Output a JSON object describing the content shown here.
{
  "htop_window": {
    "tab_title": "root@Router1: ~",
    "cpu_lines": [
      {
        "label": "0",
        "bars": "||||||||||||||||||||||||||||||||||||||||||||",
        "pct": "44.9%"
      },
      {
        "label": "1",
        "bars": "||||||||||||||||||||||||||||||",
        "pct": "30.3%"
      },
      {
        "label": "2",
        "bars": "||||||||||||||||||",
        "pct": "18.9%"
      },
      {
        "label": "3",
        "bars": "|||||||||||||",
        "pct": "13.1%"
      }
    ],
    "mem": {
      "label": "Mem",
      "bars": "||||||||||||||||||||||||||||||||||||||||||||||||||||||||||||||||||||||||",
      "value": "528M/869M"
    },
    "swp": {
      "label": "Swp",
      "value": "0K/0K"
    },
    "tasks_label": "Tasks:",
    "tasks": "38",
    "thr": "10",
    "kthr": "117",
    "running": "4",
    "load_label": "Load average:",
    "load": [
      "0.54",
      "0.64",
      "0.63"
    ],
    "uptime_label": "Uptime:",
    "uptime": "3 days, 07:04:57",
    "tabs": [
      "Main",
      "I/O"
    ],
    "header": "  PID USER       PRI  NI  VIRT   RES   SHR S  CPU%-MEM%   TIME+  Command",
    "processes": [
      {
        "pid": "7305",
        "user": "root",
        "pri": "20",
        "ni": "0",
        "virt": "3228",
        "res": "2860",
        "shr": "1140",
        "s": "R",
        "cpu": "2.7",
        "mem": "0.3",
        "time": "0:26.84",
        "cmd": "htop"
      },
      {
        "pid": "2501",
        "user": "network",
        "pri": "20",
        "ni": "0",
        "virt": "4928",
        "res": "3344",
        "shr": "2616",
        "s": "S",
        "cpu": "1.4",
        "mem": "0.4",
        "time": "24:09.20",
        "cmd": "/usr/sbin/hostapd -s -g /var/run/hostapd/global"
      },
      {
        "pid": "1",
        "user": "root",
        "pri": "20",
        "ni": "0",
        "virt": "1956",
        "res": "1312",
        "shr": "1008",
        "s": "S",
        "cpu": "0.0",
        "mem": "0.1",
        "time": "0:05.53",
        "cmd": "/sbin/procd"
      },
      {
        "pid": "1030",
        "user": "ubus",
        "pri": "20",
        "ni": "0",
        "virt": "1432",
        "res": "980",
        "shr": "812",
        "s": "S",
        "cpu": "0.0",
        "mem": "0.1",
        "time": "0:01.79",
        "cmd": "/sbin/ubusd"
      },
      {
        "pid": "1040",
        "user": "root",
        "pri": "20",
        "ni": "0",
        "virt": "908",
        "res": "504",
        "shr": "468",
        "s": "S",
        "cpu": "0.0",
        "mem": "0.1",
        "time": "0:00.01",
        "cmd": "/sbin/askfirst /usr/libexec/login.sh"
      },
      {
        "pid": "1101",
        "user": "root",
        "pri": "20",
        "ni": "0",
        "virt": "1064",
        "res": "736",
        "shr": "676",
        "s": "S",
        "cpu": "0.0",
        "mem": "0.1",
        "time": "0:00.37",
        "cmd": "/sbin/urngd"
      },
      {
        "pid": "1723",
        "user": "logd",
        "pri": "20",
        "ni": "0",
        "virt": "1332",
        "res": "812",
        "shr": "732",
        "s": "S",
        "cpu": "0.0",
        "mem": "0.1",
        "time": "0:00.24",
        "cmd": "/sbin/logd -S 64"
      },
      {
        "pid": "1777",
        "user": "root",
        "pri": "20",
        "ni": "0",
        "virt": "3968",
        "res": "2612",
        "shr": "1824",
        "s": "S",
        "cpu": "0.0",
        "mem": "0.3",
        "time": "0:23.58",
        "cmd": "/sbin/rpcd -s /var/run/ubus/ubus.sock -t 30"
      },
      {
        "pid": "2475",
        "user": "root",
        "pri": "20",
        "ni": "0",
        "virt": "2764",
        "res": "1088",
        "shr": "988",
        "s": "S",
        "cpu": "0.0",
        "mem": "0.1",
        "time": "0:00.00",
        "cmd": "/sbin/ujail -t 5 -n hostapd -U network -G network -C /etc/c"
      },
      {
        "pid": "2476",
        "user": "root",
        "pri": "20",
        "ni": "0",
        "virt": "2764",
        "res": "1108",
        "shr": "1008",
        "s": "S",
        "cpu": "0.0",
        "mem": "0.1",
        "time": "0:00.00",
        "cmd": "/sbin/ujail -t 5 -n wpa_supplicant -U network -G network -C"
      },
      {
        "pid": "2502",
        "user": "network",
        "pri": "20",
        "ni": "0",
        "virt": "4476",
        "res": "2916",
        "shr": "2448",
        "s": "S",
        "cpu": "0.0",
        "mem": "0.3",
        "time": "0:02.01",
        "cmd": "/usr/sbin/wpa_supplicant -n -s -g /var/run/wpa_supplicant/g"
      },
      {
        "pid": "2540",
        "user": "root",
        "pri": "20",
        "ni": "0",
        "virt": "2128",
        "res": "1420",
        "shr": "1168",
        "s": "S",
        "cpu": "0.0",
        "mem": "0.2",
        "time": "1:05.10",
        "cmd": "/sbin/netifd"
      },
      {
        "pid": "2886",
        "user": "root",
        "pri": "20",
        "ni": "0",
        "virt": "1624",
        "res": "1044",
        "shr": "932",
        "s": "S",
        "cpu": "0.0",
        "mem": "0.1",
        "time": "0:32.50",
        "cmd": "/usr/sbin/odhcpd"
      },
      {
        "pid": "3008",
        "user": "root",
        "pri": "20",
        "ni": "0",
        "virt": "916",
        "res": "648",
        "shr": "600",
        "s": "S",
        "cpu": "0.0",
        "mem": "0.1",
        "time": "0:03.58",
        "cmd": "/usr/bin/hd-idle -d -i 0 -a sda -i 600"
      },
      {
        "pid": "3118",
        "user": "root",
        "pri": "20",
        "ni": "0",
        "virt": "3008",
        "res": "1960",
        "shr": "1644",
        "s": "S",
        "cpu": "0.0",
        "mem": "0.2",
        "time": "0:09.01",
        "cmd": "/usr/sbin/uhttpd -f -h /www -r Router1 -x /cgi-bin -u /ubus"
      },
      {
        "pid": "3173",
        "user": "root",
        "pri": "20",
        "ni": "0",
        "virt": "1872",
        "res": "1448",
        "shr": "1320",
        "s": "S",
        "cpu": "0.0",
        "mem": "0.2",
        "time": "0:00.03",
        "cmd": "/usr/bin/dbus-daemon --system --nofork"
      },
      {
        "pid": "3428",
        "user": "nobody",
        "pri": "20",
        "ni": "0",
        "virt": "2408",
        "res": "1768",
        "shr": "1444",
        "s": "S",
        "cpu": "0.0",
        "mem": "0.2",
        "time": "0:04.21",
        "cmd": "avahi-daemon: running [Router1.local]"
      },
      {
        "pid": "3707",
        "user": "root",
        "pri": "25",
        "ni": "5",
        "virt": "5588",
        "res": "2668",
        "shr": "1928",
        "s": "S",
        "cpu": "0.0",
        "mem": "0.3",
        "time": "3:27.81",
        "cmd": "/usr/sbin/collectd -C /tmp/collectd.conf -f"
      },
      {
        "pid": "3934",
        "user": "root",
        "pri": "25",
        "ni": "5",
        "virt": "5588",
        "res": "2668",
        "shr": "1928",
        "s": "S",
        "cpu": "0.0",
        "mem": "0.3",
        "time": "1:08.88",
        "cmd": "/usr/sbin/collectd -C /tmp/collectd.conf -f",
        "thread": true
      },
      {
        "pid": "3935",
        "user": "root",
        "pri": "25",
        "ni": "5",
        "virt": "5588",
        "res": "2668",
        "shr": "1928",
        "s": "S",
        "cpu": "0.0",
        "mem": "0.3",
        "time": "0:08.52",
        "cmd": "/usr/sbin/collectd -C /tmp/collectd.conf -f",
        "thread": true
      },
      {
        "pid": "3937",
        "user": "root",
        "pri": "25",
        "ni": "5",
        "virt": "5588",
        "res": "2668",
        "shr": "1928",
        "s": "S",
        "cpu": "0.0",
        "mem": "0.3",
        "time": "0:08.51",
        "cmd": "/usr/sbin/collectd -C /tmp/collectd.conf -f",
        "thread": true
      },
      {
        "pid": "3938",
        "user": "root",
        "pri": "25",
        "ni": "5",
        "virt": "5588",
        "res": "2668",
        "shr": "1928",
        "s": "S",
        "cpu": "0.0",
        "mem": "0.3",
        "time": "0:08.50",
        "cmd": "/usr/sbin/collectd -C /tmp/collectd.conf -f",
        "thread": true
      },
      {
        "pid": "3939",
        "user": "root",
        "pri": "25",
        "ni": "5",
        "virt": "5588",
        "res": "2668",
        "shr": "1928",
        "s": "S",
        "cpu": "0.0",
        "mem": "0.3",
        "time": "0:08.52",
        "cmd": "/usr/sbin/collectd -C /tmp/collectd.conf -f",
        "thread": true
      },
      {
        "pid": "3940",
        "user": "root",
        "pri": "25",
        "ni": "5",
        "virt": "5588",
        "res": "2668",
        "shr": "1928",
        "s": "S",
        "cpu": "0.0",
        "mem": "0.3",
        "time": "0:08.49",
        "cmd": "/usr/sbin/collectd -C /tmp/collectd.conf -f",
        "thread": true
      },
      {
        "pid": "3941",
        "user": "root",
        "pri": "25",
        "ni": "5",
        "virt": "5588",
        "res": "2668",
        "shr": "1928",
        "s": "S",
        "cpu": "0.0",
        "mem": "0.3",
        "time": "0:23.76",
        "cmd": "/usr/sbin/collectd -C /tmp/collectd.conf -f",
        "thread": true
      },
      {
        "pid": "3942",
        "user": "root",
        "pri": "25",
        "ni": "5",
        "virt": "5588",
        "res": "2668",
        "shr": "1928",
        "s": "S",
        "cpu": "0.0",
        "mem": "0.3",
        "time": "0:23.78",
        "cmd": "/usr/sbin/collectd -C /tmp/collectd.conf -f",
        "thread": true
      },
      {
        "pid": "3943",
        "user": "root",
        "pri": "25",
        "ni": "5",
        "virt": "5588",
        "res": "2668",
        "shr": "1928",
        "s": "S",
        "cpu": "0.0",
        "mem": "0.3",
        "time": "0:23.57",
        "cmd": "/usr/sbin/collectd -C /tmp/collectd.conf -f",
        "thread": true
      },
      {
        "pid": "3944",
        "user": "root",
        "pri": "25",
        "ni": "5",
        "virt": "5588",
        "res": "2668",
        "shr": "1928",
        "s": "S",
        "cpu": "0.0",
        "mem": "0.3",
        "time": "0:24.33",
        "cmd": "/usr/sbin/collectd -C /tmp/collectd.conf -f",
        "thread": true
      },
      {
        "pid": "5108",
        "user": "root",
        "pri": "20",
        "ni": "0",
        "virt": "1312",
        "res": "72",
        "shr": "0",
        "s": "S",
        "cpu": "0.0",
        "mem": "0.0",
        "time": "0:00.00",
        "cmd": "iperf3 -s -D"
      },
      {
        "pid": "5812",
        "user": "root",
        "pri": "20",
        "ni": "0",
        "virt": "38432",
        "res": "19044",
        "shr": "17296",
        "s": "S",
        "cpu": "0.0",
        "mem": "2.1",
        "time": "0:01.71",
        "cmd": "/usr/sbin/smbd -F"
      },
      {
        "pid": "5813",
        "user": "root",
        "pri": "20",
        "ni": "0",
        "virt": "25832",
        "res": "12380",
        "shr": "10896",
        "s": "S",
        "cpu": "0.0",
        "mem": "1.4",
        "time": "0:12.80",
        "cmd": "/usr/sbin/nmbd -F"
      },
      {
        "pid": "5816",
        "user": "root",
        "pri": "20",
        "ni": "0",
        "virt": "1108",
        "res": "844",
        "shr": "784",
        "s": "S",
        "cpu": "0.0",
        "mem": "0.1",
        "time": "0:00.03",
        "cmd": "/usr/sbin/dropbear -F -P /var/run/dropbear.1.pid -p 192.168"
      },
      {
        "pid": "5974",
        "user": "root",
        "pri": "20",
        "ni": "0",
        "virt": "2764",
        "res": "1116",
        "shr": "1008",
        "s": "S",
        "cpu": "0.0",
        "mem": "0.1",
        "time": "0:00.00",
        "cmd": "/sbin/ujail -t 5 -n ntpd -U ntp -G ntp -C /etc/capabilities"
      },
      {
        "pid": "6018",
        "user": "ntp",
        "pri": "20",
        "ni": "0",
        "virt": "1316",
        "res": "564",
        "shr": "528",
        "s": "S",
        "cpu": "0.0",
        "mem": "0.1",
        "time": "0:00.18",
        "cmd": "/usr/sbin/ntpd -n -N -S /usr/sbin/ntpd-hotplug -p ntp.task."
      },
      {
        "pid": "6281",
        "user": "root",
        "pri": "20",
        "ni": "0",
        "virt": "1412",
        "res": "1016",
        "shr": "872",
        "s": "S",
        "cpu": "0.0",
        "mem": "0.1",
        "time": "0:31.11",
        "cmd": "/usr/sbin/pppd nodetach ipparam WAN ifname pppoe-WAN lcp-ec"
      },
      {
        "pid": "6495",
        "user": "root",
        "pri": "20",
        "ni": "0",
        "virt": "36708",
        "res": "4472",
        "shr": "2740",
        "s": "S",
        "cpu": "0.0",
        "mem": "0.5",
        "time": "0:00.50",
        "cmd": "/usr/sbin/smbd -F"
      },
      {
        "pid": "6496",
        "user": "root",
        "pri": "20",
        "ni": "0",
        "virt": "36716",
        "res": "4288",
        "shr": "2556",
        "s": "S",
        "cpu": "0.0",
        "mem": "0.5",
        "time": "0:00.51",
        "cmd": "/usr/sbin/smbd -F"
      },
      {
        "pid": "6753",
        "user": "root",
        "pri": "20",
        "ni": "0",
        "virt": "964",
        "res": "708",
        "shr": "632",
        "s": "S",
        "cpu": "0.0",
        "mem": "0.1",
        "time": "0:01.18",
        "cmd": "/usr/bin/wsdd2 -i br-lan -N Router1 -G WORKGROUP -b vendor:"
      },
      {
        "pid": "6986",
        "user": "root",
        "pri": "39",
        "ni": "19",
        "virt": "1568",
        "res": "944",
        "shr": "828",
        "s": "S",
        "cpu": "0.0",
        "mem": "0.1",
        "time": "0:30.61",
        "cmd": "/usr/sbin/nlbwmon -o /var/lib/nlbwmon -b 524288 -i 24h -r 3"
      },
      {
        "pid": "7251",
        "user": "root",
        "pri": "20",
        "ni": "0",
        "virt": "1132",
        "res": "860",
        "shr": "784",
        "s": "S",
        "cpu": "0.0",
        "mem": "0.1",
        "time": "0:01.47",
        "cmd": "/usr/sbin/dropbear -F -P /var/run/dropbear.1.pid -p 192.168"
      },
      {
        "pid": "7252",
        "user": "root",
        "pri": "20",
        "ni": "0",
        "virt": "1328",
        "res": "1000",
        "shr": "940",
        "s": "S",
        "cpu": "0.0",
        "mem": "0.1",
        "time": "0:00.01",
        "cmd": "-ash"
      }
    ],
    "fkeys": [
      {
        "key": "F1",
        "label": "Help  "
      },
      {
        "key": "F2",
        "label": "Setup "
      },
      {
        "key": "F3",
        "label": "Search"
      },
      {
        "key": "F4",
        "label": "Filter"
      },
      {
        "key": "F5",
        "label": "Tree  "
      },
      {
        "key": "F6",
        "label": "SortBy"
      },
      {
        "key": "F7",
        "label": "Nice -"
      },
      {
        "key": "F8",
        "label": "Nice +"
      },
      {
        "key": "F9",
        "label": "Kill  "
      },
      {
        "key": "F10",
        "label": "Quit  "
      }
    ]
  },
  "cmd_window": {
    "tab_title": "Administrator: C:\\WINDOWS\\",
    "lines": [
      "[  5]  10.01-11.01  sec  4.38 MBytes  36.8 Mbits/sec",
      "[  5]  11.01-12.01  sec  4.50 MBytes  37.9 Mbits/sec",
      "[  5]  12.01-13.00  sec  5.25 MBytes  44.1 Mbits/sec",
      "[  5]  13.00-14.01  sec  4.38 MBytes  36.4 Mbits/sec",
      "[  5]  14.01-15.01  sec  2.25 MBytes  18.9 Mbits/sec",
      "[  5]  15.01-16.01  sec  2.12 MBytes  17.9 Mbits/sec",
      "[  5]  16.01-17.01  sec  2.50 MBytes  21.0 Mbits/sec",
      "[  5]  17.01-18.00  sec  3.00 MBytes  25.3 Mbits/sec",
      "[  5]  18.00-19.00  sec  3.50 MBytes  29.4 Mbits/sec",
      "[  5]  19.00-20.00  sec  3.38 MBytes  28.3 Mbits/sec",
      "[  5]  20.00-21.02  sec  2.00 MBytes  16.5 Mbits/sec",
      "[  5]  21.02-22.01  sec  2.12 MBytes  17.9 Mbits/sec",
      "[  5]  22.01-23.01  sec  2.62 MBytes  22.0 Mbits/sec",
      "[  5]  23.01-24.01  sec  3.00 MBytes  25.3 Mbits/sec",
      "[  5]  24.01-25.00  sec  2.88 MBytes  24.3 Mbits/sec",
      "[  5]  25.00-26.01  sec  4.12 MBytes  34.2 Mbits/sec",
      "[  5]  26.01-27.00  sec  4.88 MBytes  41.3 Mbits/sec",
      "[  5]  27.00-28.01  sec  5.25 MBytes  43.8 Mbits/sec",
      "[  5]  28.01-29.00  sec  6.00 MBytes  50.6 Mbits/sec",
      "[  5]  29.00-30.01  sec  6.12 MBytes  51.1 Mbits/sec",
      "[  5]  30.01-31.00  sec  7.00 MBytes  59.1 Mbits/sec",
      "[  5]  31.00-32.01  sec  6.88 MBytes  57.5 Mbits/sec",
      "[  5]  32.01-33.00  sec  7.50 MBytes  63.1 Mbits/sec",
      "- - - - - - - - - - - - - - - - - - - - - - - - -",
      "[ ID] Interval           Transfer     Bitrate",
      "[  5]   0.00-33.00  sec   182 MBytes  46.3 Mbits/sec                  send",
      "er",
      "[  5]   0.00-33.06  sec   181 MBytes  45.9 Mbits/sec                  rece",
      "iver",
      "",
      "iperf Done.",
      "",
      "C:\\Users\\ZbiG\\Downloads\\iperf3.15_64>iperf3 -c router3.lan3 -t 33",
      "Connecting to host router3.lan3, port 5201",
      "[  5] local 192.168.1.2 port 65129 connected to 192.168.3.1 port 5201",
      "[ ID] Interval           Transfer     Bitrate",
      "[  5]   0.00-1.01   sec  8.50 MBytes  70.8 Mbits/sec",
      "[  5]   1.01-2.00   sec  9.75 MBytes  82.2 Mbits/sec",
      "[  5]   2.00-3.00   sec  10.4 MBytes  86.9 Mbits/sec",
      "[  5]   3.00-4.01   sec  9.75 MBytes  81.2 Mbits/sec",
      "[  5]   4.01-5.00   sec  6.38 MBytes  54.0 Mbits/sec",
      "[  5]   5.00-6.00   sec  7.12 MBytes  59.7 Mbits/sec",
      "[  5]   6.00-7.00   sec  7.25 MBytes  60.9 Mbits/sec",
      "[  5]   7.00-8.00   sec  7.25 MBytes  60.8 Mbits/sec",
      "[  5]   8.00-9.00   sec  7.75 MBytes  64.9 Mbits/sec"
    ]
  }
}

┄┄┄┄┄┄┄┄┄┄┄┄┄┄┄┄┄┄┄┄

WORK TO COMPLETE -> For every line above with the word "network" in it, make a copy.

ANSWER TO THIS PROBLEM ->
        "user": "network",
        "cmd": "/sbin/ujail -t 5 -n hostapd -U network -G network -C /etc/c"
        "cmd": "/sbin/ujail -t 5 -n wpa_supplicant -U network -G network -C"
        "user": "network",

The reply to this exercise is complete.